1 of 2 | Vitaly Churkin, Russia's United Nations permanent representative, talks with a colleague before addressing the Security Council Jan. 31, 2012, about the Arab League's peace plan for Syria. UPI/Monika Graff | License Photo
UNITED NATIONS, Feb. 3 (UPI) -- The United Nations Security Council tentatively backed an Arab League plan for Syria after dropping language on President Bashar Assad's ceding of power.
The resolution also was stripped of a provision that called for a voluntary arms embargo and sanctions and observers said its passage is uncertain, The New York Times reported Friday.
The resolution must be approved by the Security Council's 15 members, including Russia, which vetoed a similar proposal in October.
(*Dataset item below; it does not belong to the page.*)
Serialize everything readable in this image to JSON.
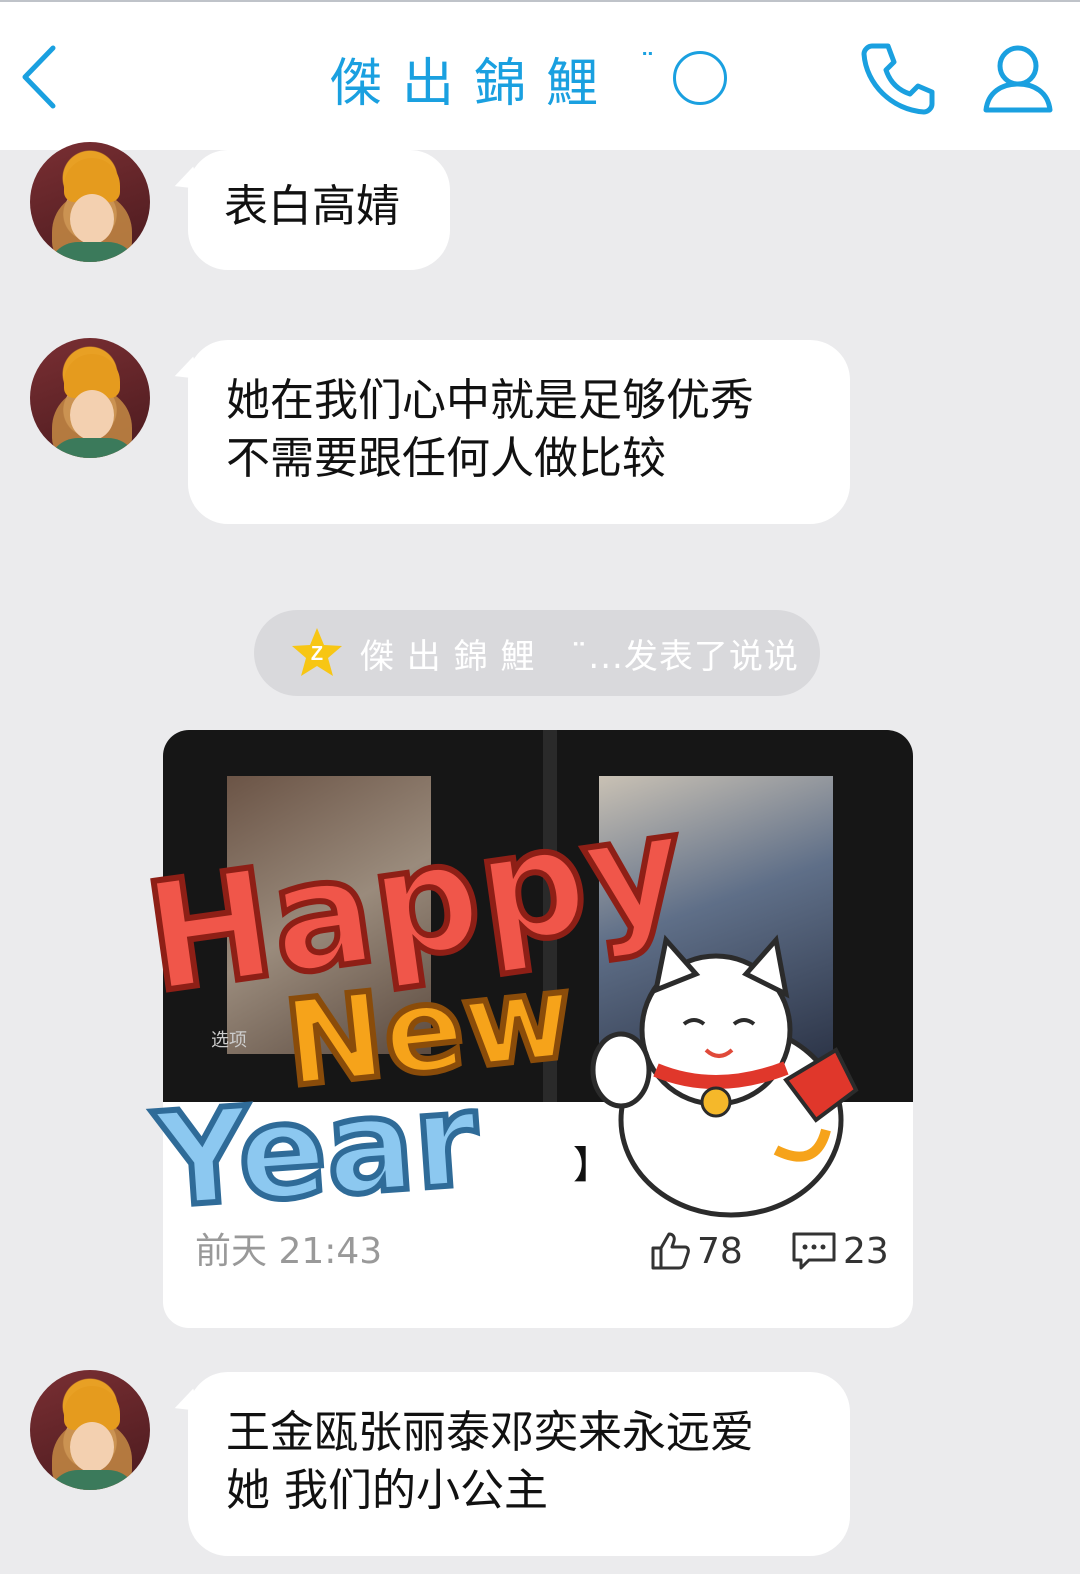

Russia is an ally of Syria and its major weapons supplier.
Diplomats acknowledged the changes reduce pressure on the Syrian government to end its violent response to anti-government demonstrators, but said they want to focus on supporting the Arab League's efforts to push the Assad regime toward democracy.
The ambassadors said they would send the resolution to their governments to determine whether to press forward on a vote.
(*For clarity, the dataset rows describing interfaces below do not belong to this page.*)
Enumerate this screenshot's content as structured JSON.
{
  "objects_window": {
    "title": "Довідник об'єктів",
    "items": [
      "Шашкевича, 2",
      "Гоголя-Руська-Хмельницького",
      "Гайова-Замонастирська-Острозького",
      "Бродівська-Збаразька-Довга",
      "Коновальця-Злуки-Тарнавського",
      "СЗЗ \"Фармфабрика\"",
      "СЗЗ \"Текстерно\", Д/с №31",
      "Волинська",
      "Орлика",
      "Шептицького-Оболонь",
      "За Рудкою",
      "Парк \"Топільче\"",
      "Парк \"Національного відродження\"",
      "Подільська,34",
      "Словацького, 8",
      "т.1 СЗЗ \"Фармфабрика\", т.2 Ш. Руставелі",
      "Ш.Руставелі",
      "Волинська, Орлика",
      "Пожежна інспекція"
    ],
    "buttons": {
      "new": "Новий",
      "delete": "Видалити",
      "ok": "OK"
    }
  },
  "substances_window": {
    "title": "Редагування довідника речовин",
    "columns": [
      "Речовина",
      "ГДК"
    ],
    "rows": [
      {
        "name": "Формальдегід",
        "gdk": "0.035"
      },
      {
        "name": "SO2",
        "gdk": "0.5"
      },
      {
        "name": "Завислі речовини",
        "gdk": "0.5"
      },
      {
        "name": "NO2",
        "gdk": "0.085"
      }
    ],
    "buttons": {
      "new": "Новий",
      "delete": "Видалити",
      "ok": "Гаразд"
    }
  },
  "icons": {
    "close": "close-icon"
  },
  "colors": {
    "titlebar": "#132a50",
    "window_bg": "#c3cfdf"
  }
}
"What the Arab League is seeking from the Security Council is strong support and that is what we concluded," Morocco's permanent representative, Mohammed Loulichki, told the Times. "In the negotiations, of course, we could not translate all the elements, but they are well-known by everybody."
Morocco drafted the resolution.
The draft being sent by ambassadors to their home governments, obtained by the Times, said the Security Council "fully supports" the Arab League plan. While language that backed certain aspects of the plan, including a call for Assad to cede his authority to his vice president to hasten transition to democracy, was deleted, Arab and Western diplomats said the core elements remained. Also, the phrase "Syrian-led" was added to emphasize that outsiders should not inject themselves into the transition.
"There are some still-complicated issues that our capitals will have to deliberate on and provide each of us with instructions on," U.S. Ambassador Susan Rice said.
Asked whether Russia could support the draft, Ambassador Vitaly Churkin said, "The end result is that we do have a text which we are going to report to our capitals, and we will see what the outcome will be."
The new resolution condemns the violence on both sides and would adopt across-the-board steps to end the bloodshed that the Arab League has demanded since November They include ending all violence, releasing detained protesters, withdrawing Syrian troops from civilian areas and guaranteeing the right to peaceful demonstrations.